By the end of 2016, Citizens projects it will have 450,000 policies or less.

Continue reading "State-run insurance company continues to shrink policy count, CEO says" »

Florida Sen. Bill Nelson speaks on Senate floor about Miami Beach tide floods

Climate Time 01 EKM


Florida Sen. Bill Nelson was on Miami Beach this week as part of former Vice President Al Gore's climate-change training conference.

The Democratic senator got to experience firsthand how the seasonal king tides flood the city. He showed off enlarged photographs showing water up to pedestrians' ankles.

"This is downtown Miami Beach. You see the fella? It's above his ankles. And he's up on the curb. Right here is the curb. He steps down and it comes up just below his knee. You see the cars. You see the water. That's downtown Miami Beach," Nelson said. "This is not just the phenomenon of the big full moon. This is the phenomenon of sea-level rise."

"Mr. President," he added, addressing Senate President Mitch McConnell, "we can't keep denying what in fact is happening, and the proof's in the pudding, and the proof is right here."


Photo credit: Emily Michot, Miami Herald staff

Florida CFO Jeff Atwater reconsidering U.S. Senate race


Almost six months after Jeff Atwater unequivocally declared he would not be a candidate for the U.S. Senate, the state’s elected chief financial officer is once again considering jumping into the contest saying there is still a possibility he will run in 2016.

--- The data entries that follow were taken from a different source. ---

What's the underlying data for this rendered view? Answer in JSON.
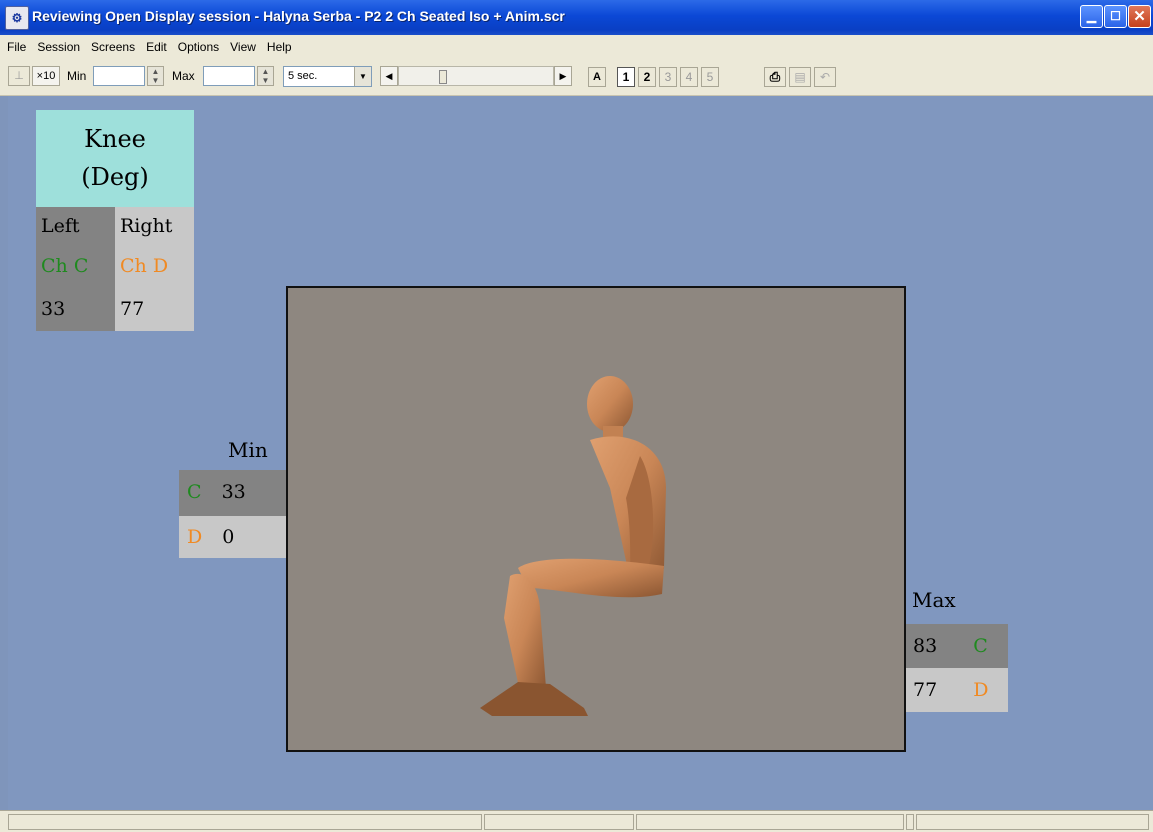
{
  "window": {
    "title": "Reviewing Open Display session - Halyna Serba - P2 2 Ch Seated Iso + Anim.scr",
    "app_icon": "app-icon",
    "controls": [
      "minimize-icon",
      "maximize-icon",
      "close-icon"
    ]
  },
  "menu": [
    "File",
    "Session",
    "Screens",
    "Edit",
    "Options",
    "View",
    "Help"
  ],
  "toolbar": {
    "x10_label": "×10",
    "min_label": "Min",
    "min_value": "",
    "max_label": "Max",
    "max_value": "",
    "duration": "5 sec.",
    "auto_label": "A",
    "pages": [
      "1",
      "2",
      "3",
      "4",
      "5"
    ],
    "active_pages": [
      "1",
      "2"
    ]
  },
  "knee": {
    "title_line1": "Knee",
    "title_line2": "(Deg)",
    "left_label": "Left",
    "right_label": "Right",
    "left_channel": "Ch C",
    "right_channel": "Ch D",
    "left_value": "33",
    "right_value": "77"
  },
  "min_panel": {
    "label": "Min",
    "rows": [
      {
        "channel": "C",
        "value": "33"
      },
      {
        "channel": "D",
        "value": "0"
      }
    ]
  },
  "max_panel": {
    "label": "Max",
    "rows": [
      {
        "value": "83",
        "channel": "C"
      },
      {
        "value": "77",
        "channel": "D"
      }
    ]
  },
  "colors": {
    "channel_c": "#1f8a1f",
    "channel_d": "#f08a23",
    "workspace": "#8097bf",
    "knee_header": "#9ee0db"
  }
}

Atwater said friends and people he has deep respect for have been constantly asking him if he might be a candidate, despite his April declaration he would not run.

“Yea, I would say there is still a possibility of that,” Atwater, a Republican from Palm Beach County, said in an interview with the Herald/Times Tallahassee Bureau.

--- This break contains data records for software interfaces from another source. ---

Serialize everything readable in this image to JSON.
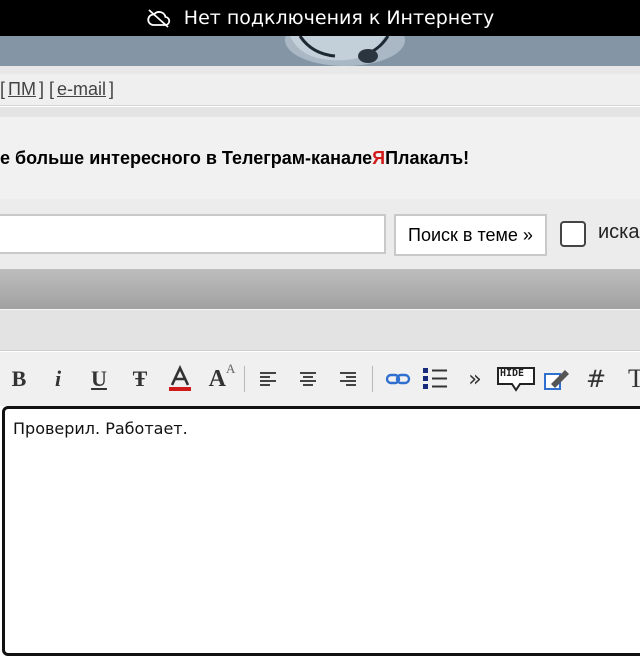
{
  "status_bar": {
    "text": "Нет подключения к Интернету",
    "icon": "cloud-off-icon"
  },
  "links": {
    "pm": "ПМ",
    "email": "e-mail"
  },
  "promo": {
    "prefix": "е больше интересного в Телеграм-канале ",
    "brand_red": "Я",
    "brand_rest": "Плакалъ",
    "suffix": "!"
  },
  "search": {
    "input_value": "",
    "button_label": "Поиск в теме »",
    "checkbox_label": "иска"
  },
  "toolbar": {
    "bold": "B",
    "italic": "i",
    "underline": "U",
    "strike": "Ŧ",
    "font_size": "A",
    "quote": "»",
    "hide": "HIDE",
    "hash": "#",
    "extra": "T"
  },
  "editor": {
    "text": "Проверил. Работает."
  },
  "colors": {
    "status_bar_bg": "#000000",
    "brand_red": "#d11b1b",
    "link_icon": "#2f6fcf",
    "list_icon": "#1a2a7a"
  }
}
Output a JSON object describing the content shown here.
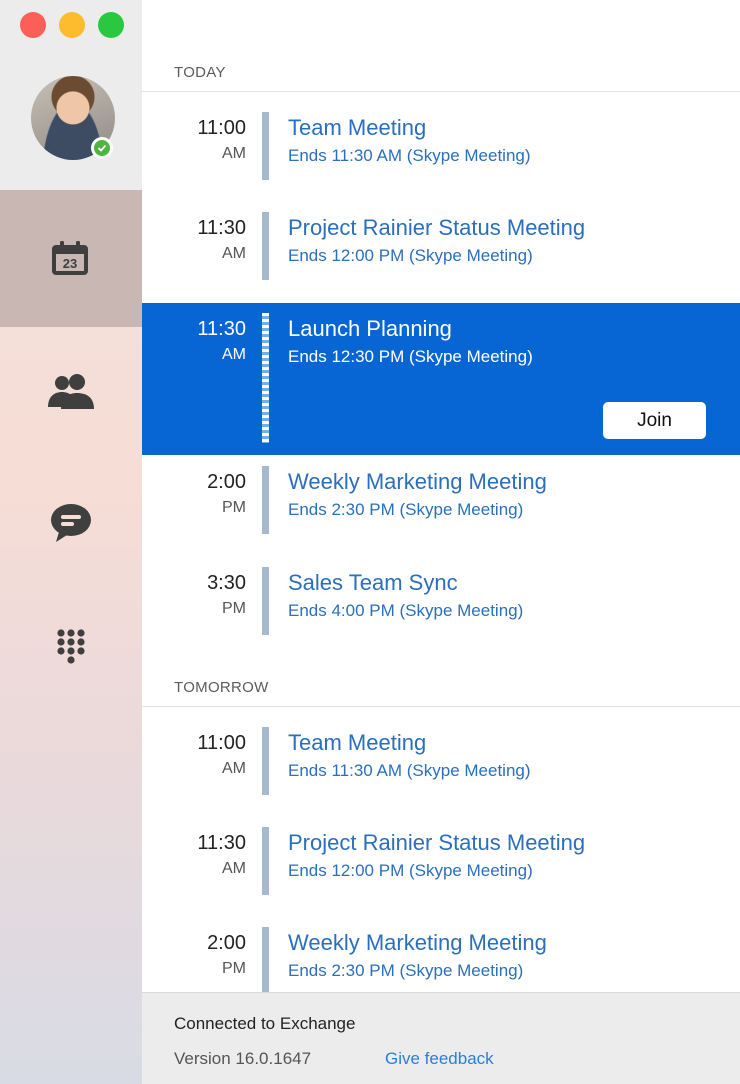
{
  "sidebar": {
    "items": [
      {
        "name": "calendar",
        "icon": "calendar-icon",
        "badge": "23",
        "selected": true
      },
      {
        "name": "contacts",
        "icon": "contacts-icon"
      },
      {
        "name": "chat",
        "icon": "chat-icon"
      },
      {
        "name": "dialpad",
        "icon": "dialpad-icon"
      }
    ],
    "presence": "available"
  },
  "sections": [
    {
      "label": "TODAY",
      "events": [
        {
          "time": "11:00",
          "ampm": "AM",
          "title": "Team Meeting",
          "subtitle": "Ends 11:30 AM (Skype Meeting)"
        },
        {
          "time": "11:30",
          "ampm": "AM",
          "title": "Project Rainier Status Meeting",
          "subtitle": "Ends 12:00 PM (Skype Meeting)"
        },
        {
          "time": "11:30",
          "ampm": "AM",
          "title": "Launch Planning",
          "subtitle": "Ends 12:30 PM (Skype Meeting)",
          "selected": true,
          "action": "Join"
        },
        {
          "time": "2:00",
          "ampm": "PM",
          "title": "Weekly Marketing Meeting",
          "subtitle": "Ends 2:30 PM (Skype Meeting)"
        },
        {
          "time": "3:30",
          "ampm": "PM",
          "title": "Sales Team Sync",
          "subtitle": "Ends 4:00 PM (Skype Meeting)"
        }
      ]
    },
    {
      "label": "TOMORROW",
      "events": [
        {
          "time": "11:00",
          "ampm": "AM",
          "title": "Team Meeting",
          "subtitle": "Ends 11:30 AM (Skype Meeting)"
        },
        {
          "time": "11:30",
          "ampm": "AM",
          "title": "Project Rainier Status Meeting",
          "subtitle": "Ends 12:00 PM (Skype Meeting)"
        },
        {
          "time": "2:00",
          "ampm": "PM",
          "title": "Weekly Marketing Meeting",
          "subtitle": "Ends 2:30 PM (Skype Meeting)"
        }
      ]
    }
  ],
  "footer": {
    "status": "Connected to Exchange",
    "version": "Version 16.0.1647",
    "feedback_label": "Give feedback"
  },
  "colors": {
    "accent": "#0866d4",
    "link": "#2a6fbd",
    "presence": "#4fb443"
  }
}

The GOP field for the U.S. Senate is crowded, but mostly with candidates who have never run for statewide office before. The field already includes U.S. Reps David Jolly, R-Indian Shores, and Ron Desantis, R-Ponte Vedra Beach, as well as Florida Lt. Gov. Carlos Lopez-Cantera and Orlando businessman Todd Wilcox. U.S. Reps. Patrick Murphy and Alan Grayson are the leading candidates running for the Democratic nomination. 

Early polls have shown voters unfamiliar with any of the GOP candidates running. While Atwater is far from a household name, he has run two statewide campaigns in 2010 and last year’s 2014 re-election.

Atwater was thought to be a front runner if he got in the race because of his elective experience. Prior to being chief financial officer he was a member of the Florida Legislature, where he rose to become Senate President in 2008. But Atwater stunned GOP insiders in April when he told the Times/Herald he would not run for the U.S. Senate.

"While I have certainly taken these words of support under consideration, I will not be a candidate for U.S. Senate in 2016," Atwater later posted on Facebook.

But it was a different answer this week asked about running for the seat.

“We won’t rule that out,” Atwater said.

The U.S. Senate seat open in 2016 is currently held by Marco Rubio, who is not seeking re-election so he can run for president.

Poll asks voters for words to describe Donald Trump


A new Suffolk University/USA Today poll published Wednesday asked respondents to describe some declared or potential presidential candidates in one word.

The results for Republican Donald Trump are striking.

Here are the top five words or groups of words they offered in the open-ended question:

1. Idiot/Jerk/Stupid/Dumb

2. Arrogant

3. Crazy/Nuts

4. Buffoon/Clown/Comical/Joke

5. Unfavorable/Dislike him

Trump remains the first choice among GOP likely voters, with 23 percent. Ben Carson and Carly Fiorina are tied for second place with 13 percent, followed by Marco Rubio (9 percent) and Jeb Bush (8 percent).

The error margin was 5 percentage points.